Institute for Social Renewal

Martin Luther King

Martin Luther King Legacy


In commemoration of Martin Luther King's receiving an honorary degree from Newcastle University in 1967, this theme explores issues of citizenship, social justice, inequality, poverty and war.

One aspect of this theme concerns people’s civil, social and political rights as citizens. We investigate how these are changed as the role and nature of the state changes. For example, we explore changing welfare regimes and in particular the implications of the last 30 years of neo-liberal hegemony and marketisation.

Another research area is people’s relationship with political institutions and how political processes reflect public opinions. It explores the governance arrangements that underpin decision making and the implications for our society. For example, how are changes made at a national level by politicians felt at the regional and national level? What opportunities are there for citizens to drive action? What forms does citizen led action take?

In particular, this theme addresses the three challenges that Dr King identified in his honorary degree ceremony in Newcastle University, 1967:

1. Poverty

2. Racism

3. War

Have a look at the tabs to see examples of activity under this theme.

Theme Champion: TBC

Martin Luther King Junior receiving his honorary degree from Newcastle University.

Peace work

Working with North East schools to explore peace and conciliation.

Nick Megoran, School of Geography, Politics and Sociology, is working with schools in the North East to share his work on conciliation with students in schools. They explore topics such as international conflict as well as everyday coexistence and the value of anti-discrimination as a way to help us all enjoy being good citizens of our communities. 

To explore the work of the Martin Luther King Peace Committee, co-convened by Nick Megoran and Andii Bowsher (Northumbria University), visit the Peace Committee website

Claudia Jones Memorial Lecture- The legacy of Dr Martin Luther King,  5 October 2012

This event, led by David Baines (School of Arts and Cultures) remembered the presentation of an honorary degree by Newcastle University to Dr Martin Luther King in 1968. Speakers included historian Brian Ward, Chi Onwurah MP, Lionel Morrison, and Dr Gerald L. Durley. Gerald Durley’s powerful and inspirational speech recalled his days working alongside Dr. King as a student organizer, addressing the challenges of discrimination, poverty and war.


The Role of International Organisations and Human Rights Monitoring Bodies in Refugee Protection.

This workshop brought together a number of relevant experts in the enforcement of refugee protection by international organisations and International Human Rights Monitoring Bodies (IHRMBs).

In particular, it explored how these relevant actors may be filling the gap resulting from the lack of an international body with jurisdiction to receive individual applications under the 1951 Refugee Convention.

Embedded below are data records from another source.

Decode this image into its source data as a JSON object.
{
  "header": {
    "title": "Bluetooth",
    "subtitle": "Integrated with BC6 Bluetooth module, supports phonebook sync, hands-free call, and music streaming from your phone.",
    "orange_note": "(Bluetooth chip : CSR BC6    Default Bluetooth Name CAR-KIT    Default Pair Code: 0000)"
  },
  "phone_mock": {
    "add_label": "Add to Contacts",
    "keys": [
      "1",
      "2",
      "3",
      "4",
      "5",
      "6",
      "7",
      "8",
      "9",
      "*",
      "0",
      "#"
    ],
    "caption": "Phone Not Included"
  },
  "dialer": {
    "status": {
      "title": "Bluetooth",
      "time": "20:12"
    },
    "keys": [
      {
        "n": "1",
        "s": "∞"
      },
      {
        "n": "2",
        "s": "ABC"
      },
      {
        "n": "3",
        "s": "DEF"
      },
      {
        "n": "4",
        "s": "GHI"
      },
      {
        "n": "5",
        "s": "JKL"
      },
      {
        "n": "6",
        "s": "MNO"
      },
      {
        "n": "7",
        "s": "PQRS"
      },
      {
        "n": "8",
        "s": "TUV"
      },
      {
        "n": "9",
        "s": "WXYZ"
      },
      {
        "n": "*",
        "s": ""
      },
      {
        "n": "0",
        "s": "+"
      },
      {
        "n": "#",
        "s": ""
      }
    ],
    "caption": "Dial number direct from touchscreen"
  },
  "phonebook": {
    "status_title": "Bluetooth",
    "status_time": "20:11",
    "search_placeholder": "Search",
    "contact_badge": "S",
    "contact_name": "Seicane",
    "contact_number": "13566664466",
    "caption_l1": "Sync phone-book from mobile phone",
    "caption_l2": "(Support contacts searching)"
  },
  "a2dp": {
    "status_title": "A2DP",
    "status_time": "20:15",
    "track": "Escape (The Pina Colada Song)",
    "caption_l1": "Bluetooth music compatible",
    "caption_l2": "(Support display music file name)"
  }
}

The participants reflected on such issues as ‘What are the main challenges for the effective enforcement of refugee protection?’ and ‘What issues are particularly problematic when addressing enforcement where there is no clearly shared understanding of what international law may require?’.

Papers were presented on the work of the UN Committee Against Torture, Protection under International Human Rights Law, Challenges in the implementation of the Common European Asylum System, Litigation before the Court of Justice of the European Union, and Protection before Regional Human Rights Monitoring Bodies (the European Court of Human Rights and the Inter-American Commission & Court for the Protection of Human Rights).

The Workshop’s conclusions stressed the need for continued work in this area. Selected contributions to the Workshop have been published by the Refugee Survey Quarterly.


Young people’s experiences of discrimination, the ways in which they are, or are not, mistaken for being Muslim.

Professor Peter Hopkins (GPS) is currently working on a three year (2013-2016) AHRC funded project with colleagues from Edinburgh (Rowena Arshad) and St Andrews (Gurchathen Sanghera) and PDRA Kate Botterill, examining about the experiences of young people growing up in urban, suburban and rural Scotland (thus intersecting with the People, Place and Community theme).

Specifically, the project explores young people’s experiences of discrimination, the ways in which they are, or are not, mistaken for being Muslim (and so experience Islamophobia as a result), and their perceptions about everyday geopolitics (a term used to refer to the ways in which international, national, state and local political issues shape, and are shaped by, people’s everyday lives in different contexts).